Linda A. Cartisano is a proud native of Chester, Pennsylvania, with a substantial Italian influence.
Chester is important because it’s “a city of racial and ethnic diversity with residents of all income levels,” she said when she campaigned in 2009 for Common Pleas Court in Delaware County. “This has given me a perspective and history of dealing with people that allows me to see past the external appearance and deal with the person underneath.”
Italy is important because it’s half her heritage. Her mother was Irish, her father Italian, and his parents ventured out from South Philly every Thursday for dinners that strengthened their family bonds and helped instill her desire to grow and her work ethic.
“I was lucky to have a very progressive-thinking father who decided early on that his girls would go to college and pursue careers, the same as any boy being raised by an Italian family,” she said, referring to herself, her sister and her brother. “We were very lucky in that regard.”
“There’s a lot of fond memories of my grandparents speaking Italian around the table,” she said. “Most of the time we thought it was when they didn’t want us to understand.[But] my grandmother taught my brother all the minor curse words, and he thought he was learning something special.”
She’s traveled to Italy just once, with friends, and hopes to return to Capri and Taoramina, Sicily.
Her career – several decades as a lawyer and 13 years as a judge, and always caring about the community – has recently earned a few honors.
In January, the Delaware County Chamber of Commerce gave her an Athena award, an international honor named for the Greek goddess known for strength, courage, wisdom and enlightenment.
In June, she was elected by her peers on the bench as president judge for the Delaware County Board of Judges, a job responsible for a $50 million budget, 50 or so judges and 400-plus other employees. The assignment is for five years, with 70 percent of her time devoted to administration, with the rest given to Orphans’ Court, which handles estates and guardianships, drug treatment court and anywhere else she’s needed.
She is in no rush to make changes. “I don’t believe in change just to change,” she said. “I don’t throw things out just because someone else suggested them, thought of them or did them first. I think that you evaluate each move on its own merits.”
Cartisano earned a bachelor’s degree in English from Widener University and a law degree from Temple University.
Before becoming a judge, she maintained a private law practice and served as a solicitor for a half-dozen jurisdictions and agencies, including 13 years as city solicitor for Chester.
She also served two terms on Delaware County Council, ending as chairman, as chosen by her peers. And she made time
to better the community, volunteering with the Delaware County Intermediate Unit, the Chester Upland School Board, the Red Cross and the Media Theater. Being so active made her learn about efficiency. “You find time, you manage your time better.” Since becoming a judge, she’s cut back on all that volunteering to reduce conflicts of interest. In her spare time, she enjoys spending time with friends and family and “reading anything that’s not legal.”

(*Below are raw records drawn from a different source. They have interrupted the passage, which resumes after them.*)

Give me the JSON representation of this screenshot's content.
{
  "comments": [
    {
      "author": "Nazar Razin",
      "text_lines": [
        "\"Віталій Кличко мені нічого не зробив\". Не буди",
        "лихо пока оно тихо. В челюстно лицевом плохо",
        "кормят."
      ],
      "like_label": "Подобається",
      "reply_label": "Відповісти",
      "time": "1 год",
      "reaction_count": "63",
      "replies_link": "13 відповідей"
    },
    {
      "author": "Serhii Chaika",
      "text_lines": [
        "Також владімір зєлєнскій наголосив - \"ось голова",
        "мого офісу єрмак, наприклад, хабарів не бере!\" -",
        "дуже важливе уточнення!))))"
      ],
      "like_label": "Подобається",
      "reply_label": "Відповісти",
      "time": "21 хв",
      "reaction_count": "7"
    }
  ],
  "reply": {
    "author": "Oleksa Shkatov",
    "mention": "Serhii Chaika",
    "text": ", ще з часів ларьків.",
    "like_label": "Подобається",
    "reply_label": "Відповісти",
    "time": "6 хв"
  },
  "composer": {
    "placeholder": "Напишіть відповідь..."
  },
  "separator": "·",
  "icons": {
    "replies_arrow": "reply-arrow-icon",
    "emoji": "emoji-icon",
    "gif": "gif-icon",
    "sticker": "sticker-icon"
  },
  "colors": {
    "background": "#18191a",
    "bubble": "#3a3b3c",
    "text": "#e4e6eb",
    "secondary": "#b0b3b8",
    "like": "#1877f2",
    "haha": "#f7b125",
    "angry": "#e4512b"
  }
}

Of course, she’s seen the judicial system portrayed on TV – but never anyone confessing on the stand, as they did so often on “Perry Mason.” “Every TV show has a little bit of reality in it. It’s a nice wrapped-up package, ” she said, noting that real life is
“not as fast-paced or exciting.”
She has lived most of her life in Chester, moving a half-dozen years ago to Garnet Valley.
In an interview, she talked more about the importance of diversity and unity. Chester “was a great place growing up because it was a great neighborhood. Everyone played together, hung together, ran around together. And I think it showed the interaction of different nationalities, different races and being able to enjoy everyday activities. It was a great way to establish relationships.”
Most of her judicial career has been in Family Court. “The hardest cases are when you had two good parents, and both parties want the children 100 percent of the time. That’s totally understandable but not practical. you hope that the parents resolve it themselves. They know their children best. They know themselves. Our mandate is what’s in the best interest of the child. Not necessarily what’s fair to the parents.”